Supplied data START

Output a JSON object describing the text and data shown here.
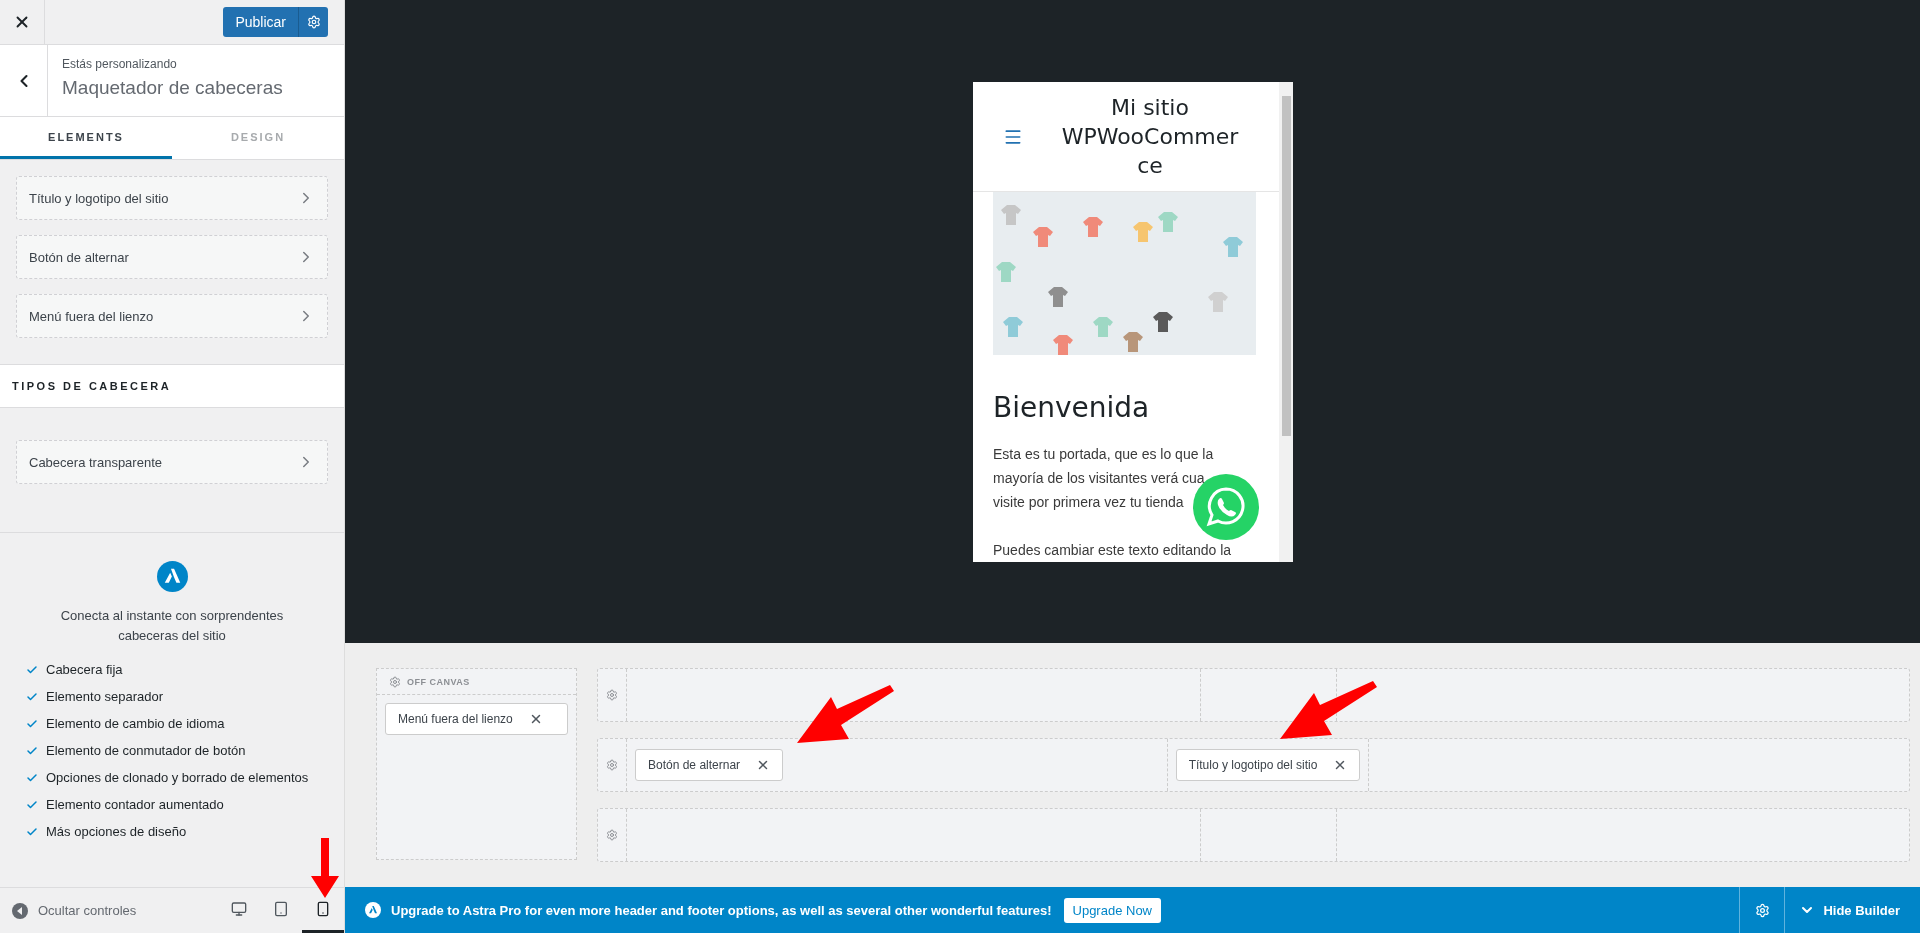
{
  "topbar": {
    "publish_label": "Publicar"
  },
  "header": {
    "subtitle": "Estás personalizando",
    "title": "Maquetador de cabeceras"
  },
  "tabs": [
    {
      "label": "ELEMENTS",
      "selected": true
    },
    {
      "label": "DESIGN",
      "selected": false
    }
  ],
  "elements": [
    "Título y logotipo del sitio",
    "Botón de alternar",
    "Menú fuera del lienzo"
  ],
  "section_title": "TIPOS DE CABECERA",
  "header_types": [
    "Cabecera transparente"
  ],
  "promo": {
    "text": "Conecta al instante con sorprendentes cabeceras del sitio",
    "features": [
      "Cabecera fija",
      "Elemento separador",
      "Elemento de cambio de idioma",
      "Elemento de conmutador de botón",
      "Opciones de clonado y borrado de elementos",
      "Elemento contador aumentado",
      "Más opciones de diseño"
    ]
  },
  "footer": {
    "hide_label": "Ocultar controles",
    "devices": [
      {
        "kind": "desktop",
        "selected": false
      },
      {
        "kind": "tablet",
        "selected": false
      },
      {
        "kind": "mobile",
        "selected": true
      }
    ]
  },
  "preview": {
    "site_title": "Mi sitio WPWooCommerce",
    "heading": "Bienvenida",
    "paragraph_lines": [
      "Esta es tu portada, que es lo que la",
      "mayoría de los visitantes verá cua",
      "visite por primera vez tu tienda"
    ],
    "next_line": "Puedes cambiar este texto editando la"
  },
  "builder": {
    "off_canvas": {
      "title": "OFF CANVAS",
      "items": [
        "Menú fuera del lienzo"
      ]
    },
    "rows": [
      {
        "columns": [
          [],
          [],
          []
        ]
      },
      {
        "columns": [
          [
            "Botón de alternar"
          ],
          [
            "Título y logotipo del sitio"
          ],
          []
        ]
      },
      {
        "columns": [
          [],
          [],
          []
        ]
      }
    ]
  },
  "bottom_bar": {
    "message": "Upgrade to Astra Pro for even more header and footer options, as well as several other wonderful features!",
    "upgrade_label": "Upgrade Now",
    "hide_label": "Hide Builder"
  }
}
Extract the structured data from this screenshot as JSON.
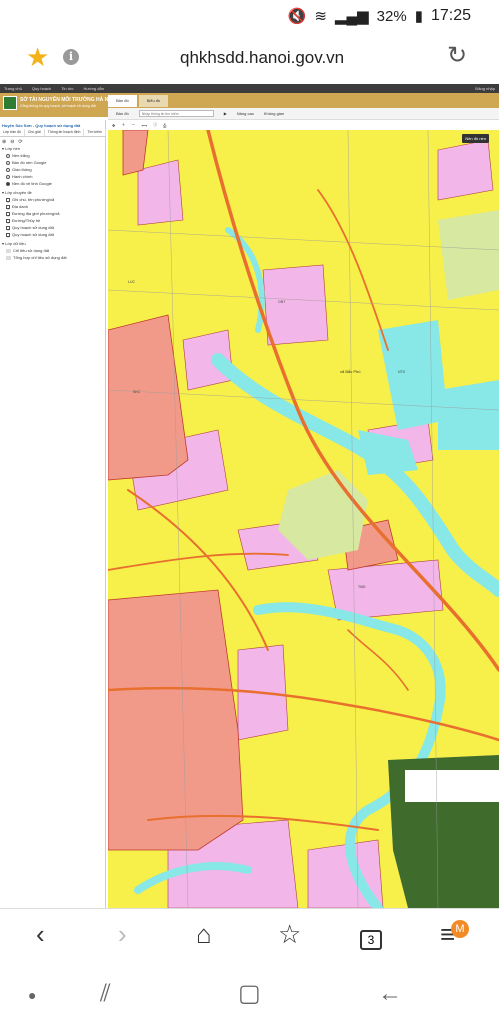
{
  "status": {
    "battery": "32%",
    "time": "17:25"
  },
  "browser": {
    "url": "qhkhsdd.hanoi.gov.vn",
    "tab_count": "3",
    "menu_badge": "M"
  },
  "site": {
    "topnav": [
      "Trang chủ",
      "Quy hoạch",
      "Tin tức",
      "Hướng dẫn"
    ],
    "login": "Đăng nhập",
    "org_name": "SỞ TÀI NGUYÊN MÔI TRƯỜNG HÀ NỘI",
    "org_sub": "Cổng thông tin quy hoạch, kế hoạch sử dụng đất",
    "main_tabs": [
      "Bản đồ",
      "Biểu đồ"
    ],
    "toolbar": {
      "zoom": "Bản đồ",
      "search_placeholder": "Nhập thông tin tìm kiếm",
      "tools": [
        "Nâng cao",
        "Không gian"
      ]
    }
  },
  "sidebar": {
    "title": "Huyện Sóc Sơn - Quy hoạch sử dụng đất",
    "tabs": [
      "Lớp bản đồ",
      "Chú giải",
      "Thông tin hoạch định",
      "Tìm kiếm"
    ],
    "groups": [
      {
        "label": "Lớp nền",
        "items": [
          "Nền trắng",
          "Bản đồ nền Google",
          "Giao thông",
          "Hành chính",
          "Nền đồ vệ tinh Google"
        ]
      },
      {
        "label": "Lớp chuyên đề",
        "items": [
          "Ghi chú, tên phường/xã",
          "Địa danh",
          "Đường địa giới phường/xã",
          "Đường/Thủy hệ",
          "Quy hoạch sử dụng đất",
          "Quy hoạch sử dụng đất"
        ]
      },
      {
        "label": "Lớp dữ liệu",
        "items": [
          "Chỉ tiêu sử dụng đất",
          "Tổng hợp chỉ tiêu sử dụng đất"
        ]
      }
    ]
  },
  "map": {
    "basemap_button": "Nền đồ nền",
    "place_label": "xã Bắc Phú",
    "land_codes": [
      "LUC",
      "ONT",
      "SKC",
      "NTS",
      "TMD",
      "CLN",
      "DGT",
      "ODT",
      "RSX",
      "DTL"
    ],
    "colors": {
      "agri": "#f7ef4a",
      "residential": "#f2b6e8",
      "water": "#88e7e7",
      "industry": "#f29a8a",
      "road": "#e86f2e",
      "green": "#d7e8a0",
      "forest": "#3f6b2c"
    }
  }
}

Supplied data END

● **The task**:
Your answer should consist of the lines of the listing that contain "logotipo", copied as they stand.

● **Completed exercise**:
    "Título y logotipo del sitio",
            "Título y logotipo del sitio"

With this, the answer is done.